Meeting the Need for Family Dental Health Care
by Pam Dillon
Let me tell you about a dad I know. He recently retired from a job with the government and he has three kids. One is studying to be a doctor, the second is in another post-secondary program and the youngest, still in regular school, plays a sport at the elite level. Both dad and mom hope he’ll get a scholarship to university. After all, post secondary education “ain’t” cheap.
In this family, mom is a teacher.
Dad? His mouth is a mess. Severe tooth decay and associated problems have caused him a great deal of pain, discomfort and embarrassment over the years. Last time I saw him, his upper teeth had finally been pulled and replaced with a dental plate. His lower teeth were still in need of pulling. And despite what might seem to be generous dental benefits, he was nonetheless quite worried about the cost of all this.
People right here in Ottawa—even people with jobs and economic advantages—routinely do without dental care because it can cost a lot of money. The truth, though, is that dental care is essential health care. What goes on in your mouth affects the rest of your body. Gum disease, tooth decay, a misaligned jaw, TMJ, oral infections and oral cancer impact quality of life and overall wellness. Not only can headaches, earaches and neck aches be sometimes tied to the set-up in your mouth, so can additional ailments. “Research has shown there is an association between oral disease and other health problems such as diabetes, heart disease and stroke, respiratory illness in older adults, as well as pre-term and low-birth-weight babies,” notes the Canadian Dental Association at www.cda-adc.ca.
A whole host of factors, over a lifetime, can contribute to oral health status. They include:
- access to early dental care,
- learned oral hygiene practices,
- lifestyle habits,
- medical conditions,
- congenital anomalies,
- and financial circumstances.
After all, people do not have equal access to oral health care.
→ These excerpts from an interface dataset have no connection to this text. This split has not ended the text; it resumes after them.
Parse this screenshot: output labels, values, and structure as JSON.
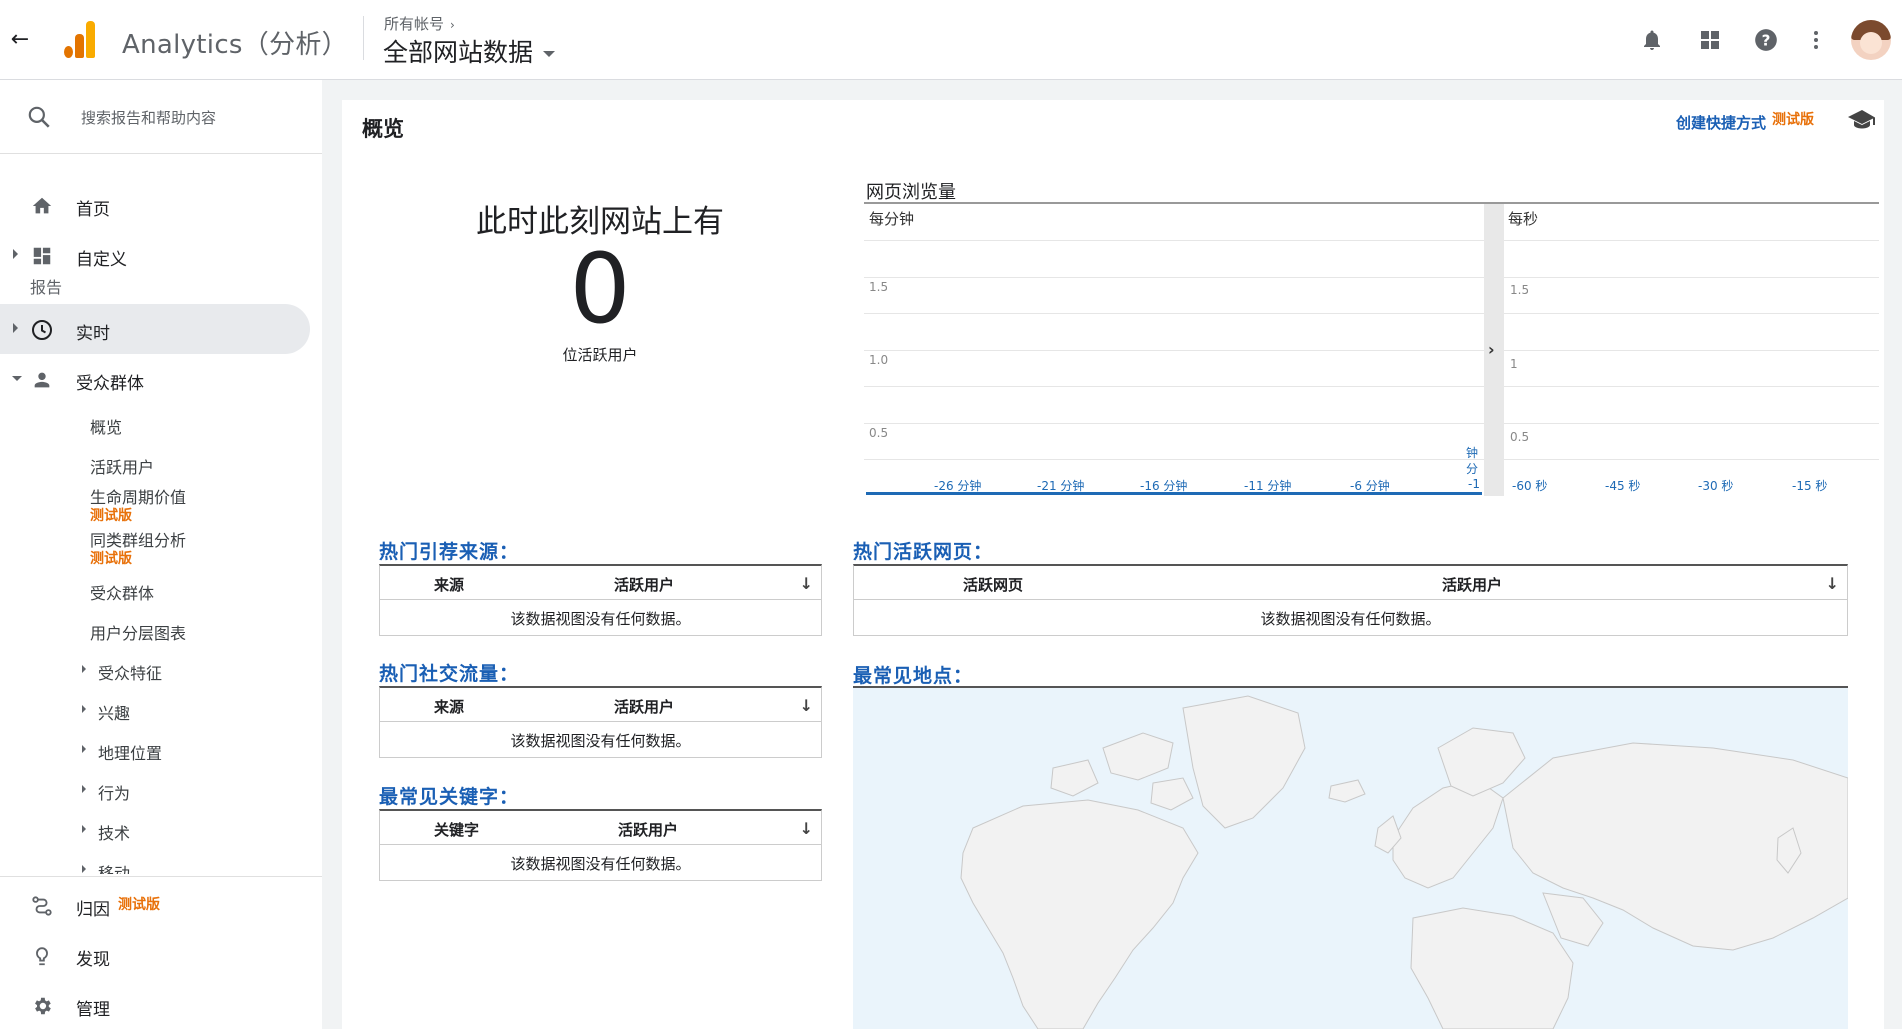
{
  "header": {
    "back_icon": "arrow-back-icon",
    "app_name": "Analytics（分析）",
    "breadcrumb": "所有帐号",
    "property": "全部网站数据",
    "icons": [
      "bell-icon",
      "apps-icon",
      "help-icon",
      "more-vert-icon"
    ],
    "brand_orange": "#e37400",
    "brand_yellow": "#f9ab00"
  },
  "sidebar": {
    "search_placeholder": "搜索报告和帮助内容",
    "home": "首页",
    "customize": "自定义",
    "reports_label": "报告",
    "realtime": "实时",
    "audience": "受众群体",
    "audience_items": {
      "overview": "概览",
      "active_users": "活跃用户",
      "lifetime_value": "生命周期价值",
      "lifetime_value_beta": "测试版",
      "cohort": "同类群组分析",
      "cohort_beta": "测试版",
      "audiences": "受众群体",
      "user_explorer": "用户分层图表",
      "demographics": "受众特征",
      "interests": "兴趣",
      "geo": "地理位置",
      "behavior": "行为",
      "technology": "技术",
      "mobile": "移动"
    },
    "attribution": "归因",
    "attribution_beta": "测试版",
    "discover": "发现",
    "admin": "管理"
  },
  "main": {
    "page_title": "概览",
    "shortcut": "创建快捷方式",
    "shortcut_beta": "测试版",
    "live_title": "此时此刻网站上有",
    "live_count": "0",
    "live_sub": "位活跃用户",
    "pageviews_title": "网页浏览量",
    "per_minute": "每分钟",
    "per_second": "每秒",
    "accent": "#1e6ab5",
    "minute_y_ticks": [
      "1.5",
      "1.0",
      "0.5"
    ],
    "minute_x_ticks": [
      "-26 分钟",
      "-21 分钟",
      "-16 分钟",
      "-11 分钟",
      "-6 分钟"
    ],
    "minute_last_tick": {
      "l1": "钟",
      "l2": "分",
      "l3": "-1"
    },
    "second_y_ticks": [
      "1.5",
      "1",
      "0.5"
    ],
    "second_x_ticks": [
      "-60 秒",
      "-45 秒",
      "-30 秒",
      "-15 秒"
    ],
    "tables": {
      "referrals": {
        "title": "热门引荐来源：",
        "col1": "来源",
        "col2": "活跃用户",
        "empty": "该数据视图没有任何数据。"
      },
      "social": {
        "title": "热门社交流量：",
        "col1": "来源",
        "col2": "活跃用户",
        "empty": "该数据视图没有任何数据。"
      },
      "keywords": {
        "title": "最常见关键字：",
        "col1": "关键字",
        "col2": "活跃用户",
        "empty": "该数据视图没有任何数据。"
      },
      "pages": {
        "title": "热门活跃网页：",
        "col1": "活跃网页",
        "col2": "活跃用户",
        "empty": "该数据视图没有任何数据。"
      }
    },
    "locations_title": "最常见地点："
  }
}
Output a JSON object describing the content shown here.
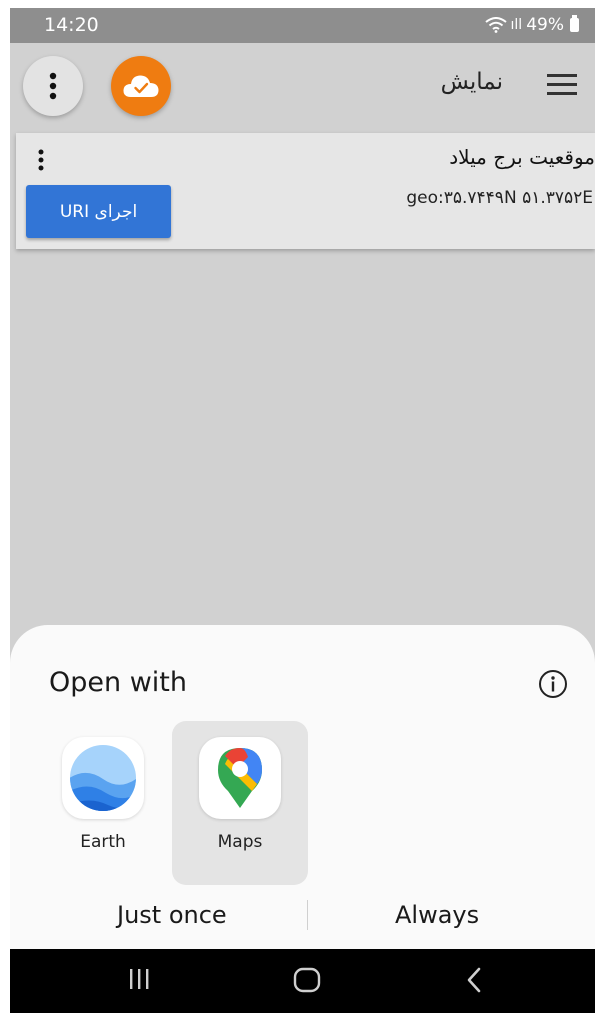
{
  "status_bar": {
    "time": "14:20",
    "signal_label": "ıll",
    "battery": "49%"
  },
  "toolbar": {
    "title": "نمایش",
    "menu_icon": "more-vert-icon",
    "cloud_icon": "cloud-check-icon",
    "hamburger_icon": "hamburger-menu-icon",
    "cloud_color": "#ef7c11"
  },
  "card": {
    "title": "موقعیت برج میلاد",
    "geo": "geo:۳۵.۷۴۴۹N ۵۱.۳۷۵۲E",
    "run_button_label": "اجرای URI",
    "button_color": "#3275d6"
  },
  "sheet": {
    "title": "Open with",
    "apps": [
      {
        "label": "Earth",
        "icon": "google-earth-icon",
        "selected": false
      },
      {
        "label": "Maps",
        "icon": "google-maps-icon",
        "selected": true
      }
    ],
    "just_once_label": "Just once",
    "always_label": "Always"
  },
  "nav_bar": {
    "recents_icon": "recents-icon",
    "home_icon": "home-icon",
    "back_icon": "back-icon"
  }
}
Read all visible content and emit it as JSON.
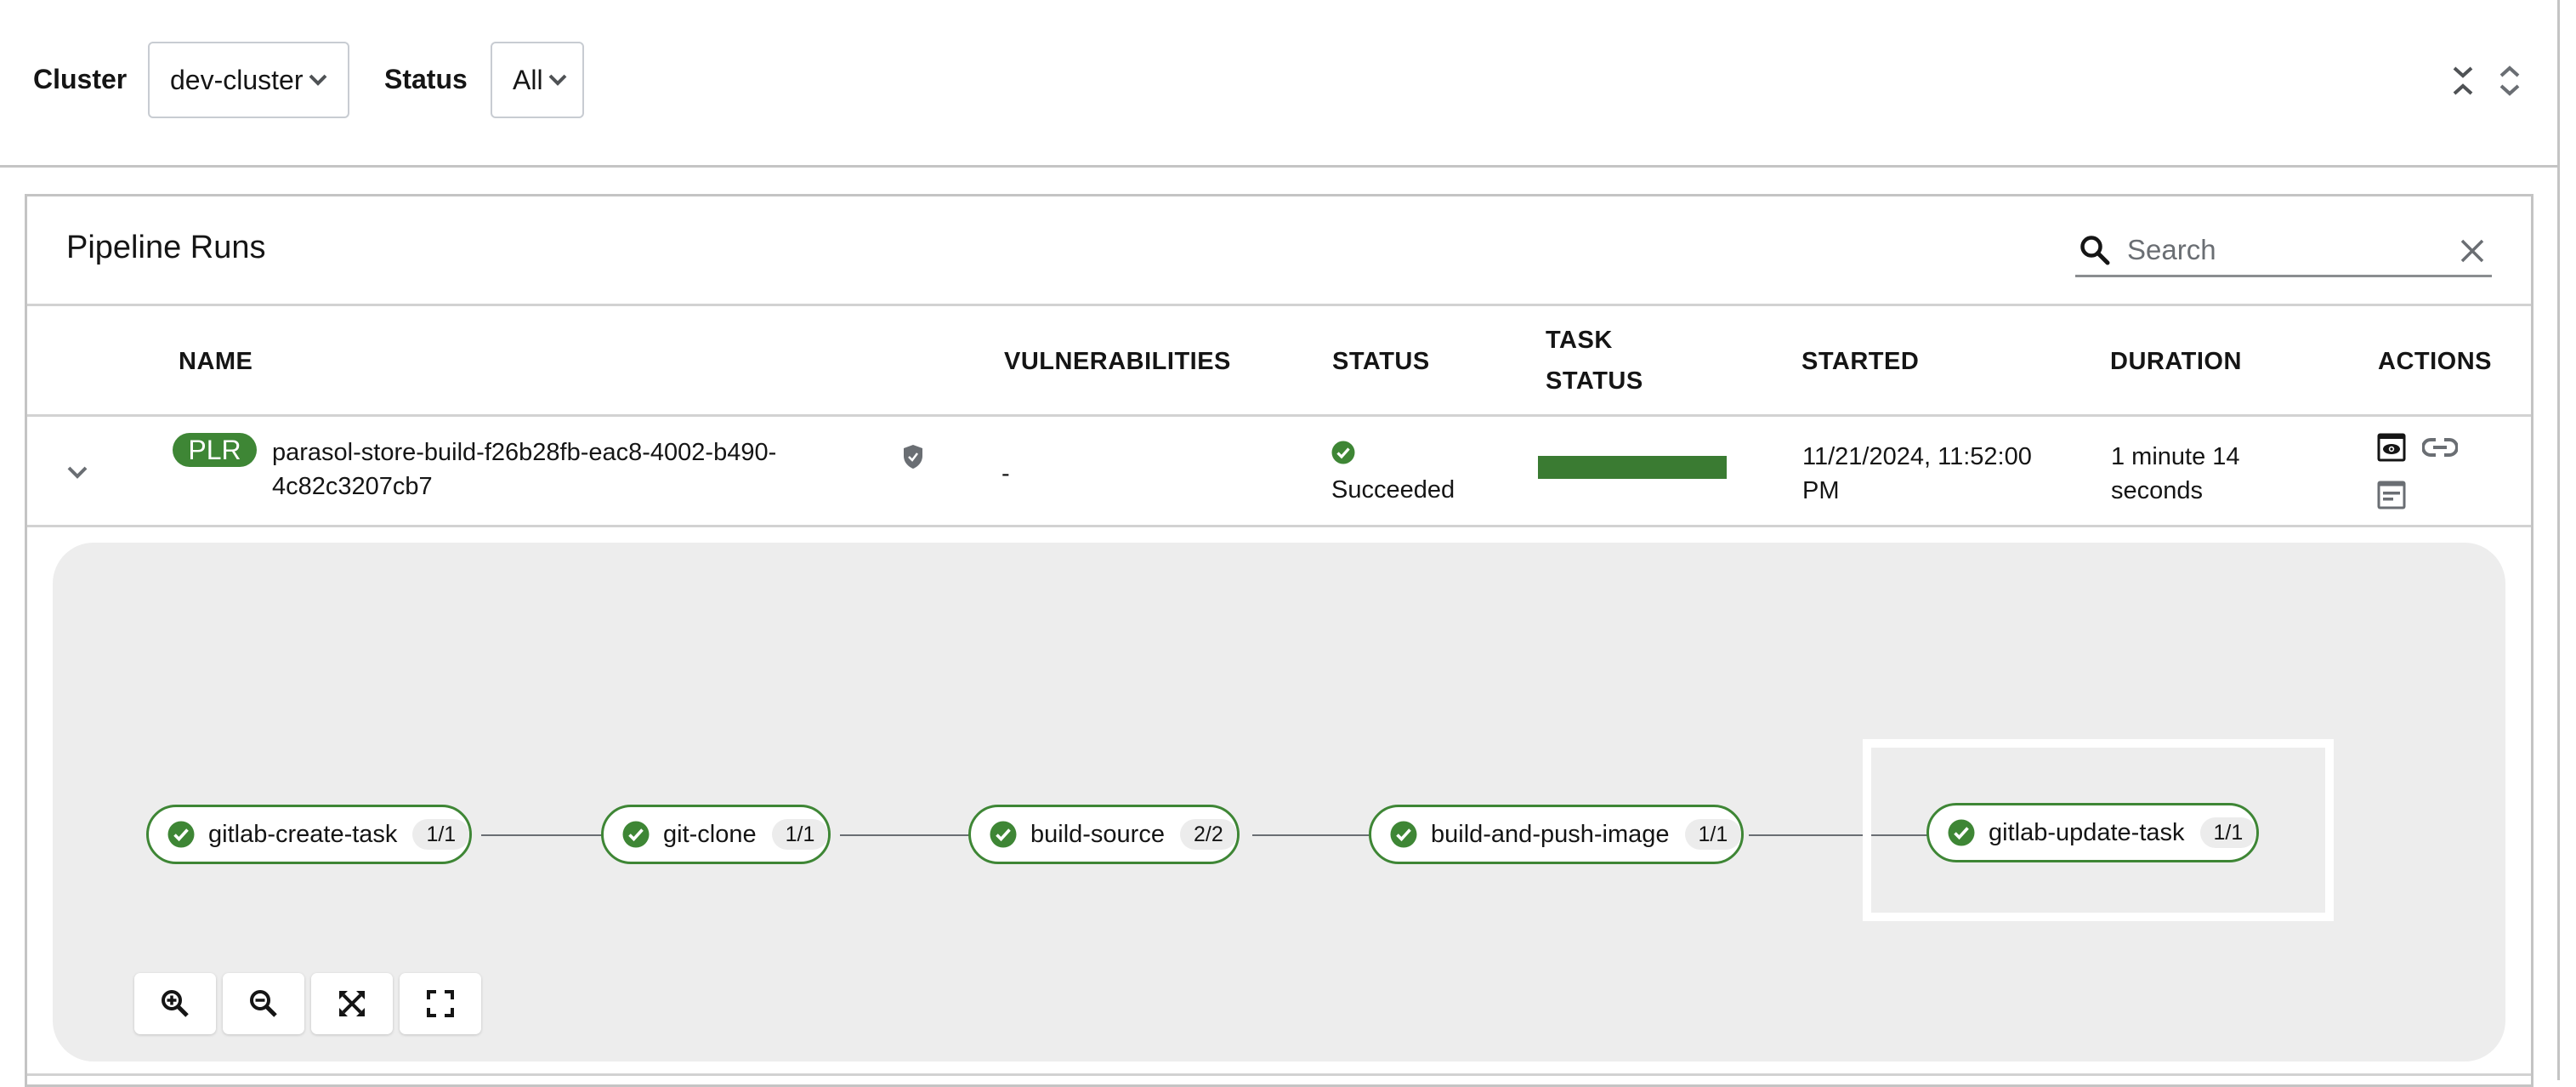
{
  "filters": {
    "cluster_label": "Cluster",
    "cluster_value": "dev-cluster",
    "status_label": "Status",
    "status_value": "All"
  },
  "toolbar": {
    "collapse_all_icon": "collapse-vertical-icon",
    "expand_all_icon": "expand-vertical-icon"
  },
  "card": {
    "title": "Pipeline Runs",
    "search": {
      "placeholder": "Search",
      "value": ""
    }
  },
  "table": {
    "columns": {
      "name": "NAME",
      "vulnerabilities": "VULNERABILITIES",
      "status": "STATUS",
      "task_status_line1": "TASK",
      "task_status_line2": "STATUS",
      "started": "STARTED",
      "duration": "DURATION",
      "actions": "ACTIONS"
    },
    "rows": [
      {
        "expanded": true,
        "kind_badge": "PLR",
        "name_line1": "parasol-store-build-f26b28fb-eac8-4002-b490-",
        "name_line2": "4c82c3207cb7",
        "signed_icon": "shield-check-icon",
        "vulnerabilities": "-",
        "status": "Succeeded",
        "task_status_succeeded_fraction": 1.0,
        "started_line1": "11/21/2024, 11:52:00",
        "started_line2": "PM",
        "duration_line1": "1 minute 14",
        "duration_line2": "seconds",
        "actions": [
          "view-output-icon",
          "link-icon",
          "view-logs-icon"
        ]
      }
    ]
  },
  "pipeline_graph": {
    "tasks": [
      {
        "name": "gitlab-create-task",
        "count": "1/1",
        "status": "succeeded"
      },
      {
        "name": "git-clone",
        "count": "1/1",
        "status": "succeeded"
      },
      {
        "name": "build-source",
        "count": "2/2",
        "status": "succeeded"
      },
      {
        "name": "build-and-push-image",
        "count": "1/1",
        "status": "succeeded"
      },
      {
        "name": "gitlab-update-task",
        "count": "1/1",
        "status": "succeeded"
      }
    ],
    "controls": [
      "zoom-in",
      "zoom-out",
      "fit-to-screen",
      "reset-view"
    ]
  },
  "colors": {
    "success": "#3e8635",
    "panel_bg": "#ededed",
    "border": "#c4c4c4"
  }
}
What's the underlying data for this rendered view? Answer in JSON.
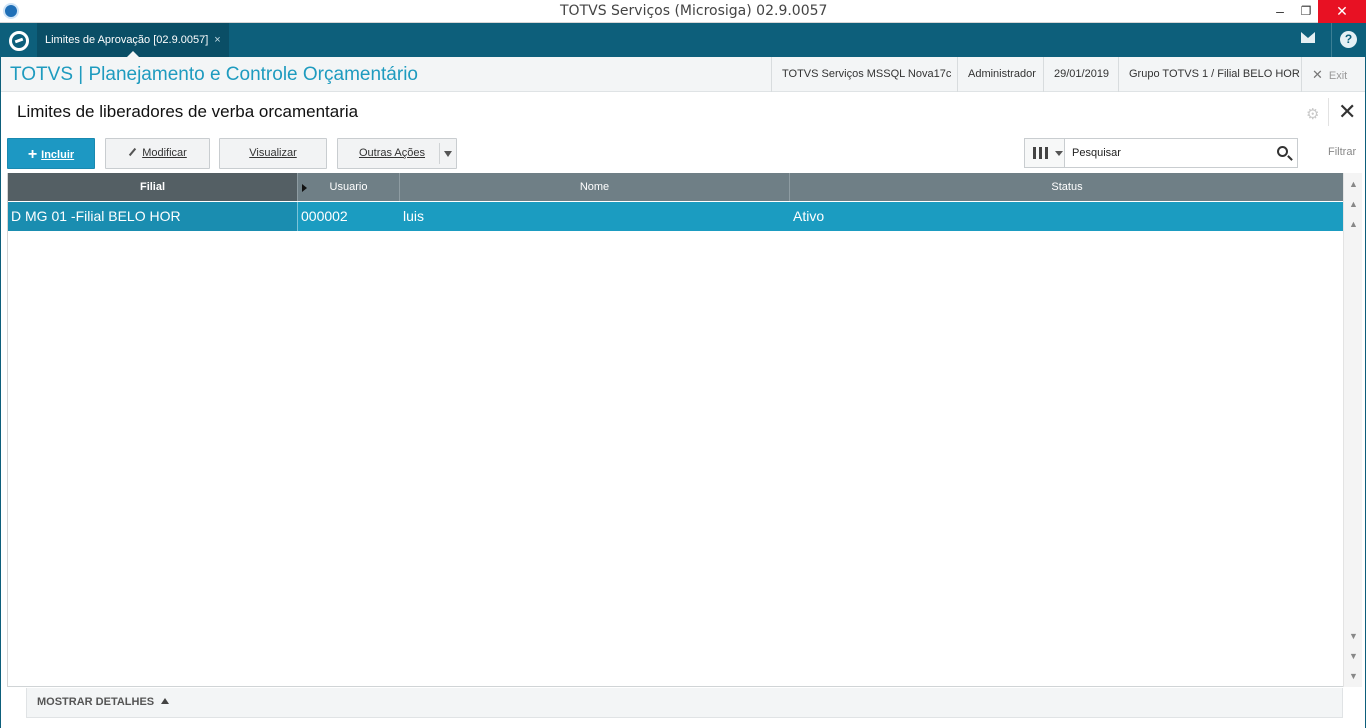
{
  "window": {
    "title": "TOTVS Serviços (Microsiga) 02.9.0057",
    "minimize": "–",
    "maximize": "❐",
    "close": "✕"
  },
  "tabbar": {
    "tab_label": "Limites de Aprovação [02.9.0057]",
    "tab_close": "×",
    "help_label": "?"
  },
  "header": {
    "app_title": "TOTVS | Planejamento e Controle Orçamentário",
    "environment": "TOTVS Serviços MSSQL Nova17c",
    "user": "Administrador",
    "date": "29/01/2019",
    "branch": "Grupo TOTVS 1 / Filial BELO HOR",
    "exit_label": "Exit"
  },
  "page": {
    "title": "Limites de liberadores de verba orcamentaria"
  },
  "toolbar": {
    "incluir_label": "Incluir",
    "modificar_label": "Modificar",
    "visualizar_label": "Visualizar",
    "outras_acoes_label": "Outras Ações"
  },
  "search": {
    "placeholder": "Pesquisar",
    "filter_label": "Filtrar"
  },
  "grid": {
    "columns": [
      "Filial",
      "Usuario",
      "Nome",
      "Status"
    ],
    "rows": [
      [
        "D MG 01 -Filial BELO HOR",
        "000002",
        "luis",
        "Ativo"
      ]
    ]
  },
  "details": {
    "label": "MOSTRAR DETALHES"
  },
  "colors": {
    "tabbar": "#0d5f7b",
    "accent": "#1e9bbf",
    "selected_row": "#1b9cc1",
    "grid_header": "#6f7f86"
  }
}
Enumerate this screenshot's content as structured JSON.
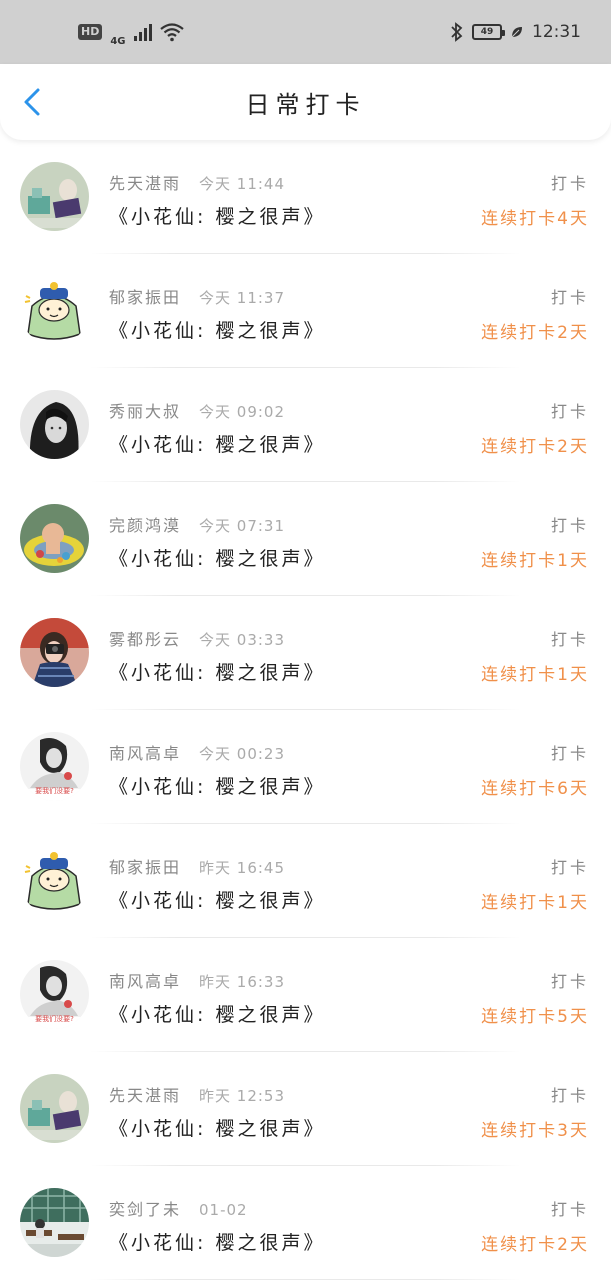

Even though it’s key to good health, as all too many parents know, it’s not publicly funded and not all employers offer dental plans. If people get laid off, function as small business owners or work on a contract basis, they pay out of pocket for the family’s dental exams and procedures. Care—from preventative examinations and sealants to extractions, repairs and surgeries—comes with a price tag.
And while there are programs for low-income families, including Healthy Smiles Ontario for kids aged 17 and younger, free dental screening at Ottawa Public Health Dental Clinics and limited emergency dental care for adults, seniors and children in need of treatment (CINOT), access is definitely restricted.
This means some people forgo care. A parent with a toothache, an aching jaw or bleeding gums is more apt to ignore it if the budget is tight and the kids have grown out of their snowsuits.
And that’s why Ottawa’s Smiles on Us Day is such an amazing gift to the community. The local initiative helps provide free dental care to families in need. Founded by Chapman Mills Dental, the event brings together dentists, oral surgeons, hygienists, health-care professionals and other volunteers to offer services. A filling, an extraction (including a wisdom tooth) or cleaning can be provided.
This year, Smiles On Us Day is Saturday, December 21, from 6 a.m. to 5 p.m. at Walter Baker Sports Centre in Barrhaven. People will be served on a first-come, first-served basis and will fill out a medical questionnaire, sign a waiver and meet with an on-site medical professional. No health card, proof of income, or ID are required. Once the process is complete, participants will find out which Smiles on Us dental location will provide treatment. If needed, transportation is available to the participating dental offices. See www.smilesonus.info for details and, if you’re in need, take advantage of the opportunity for your family.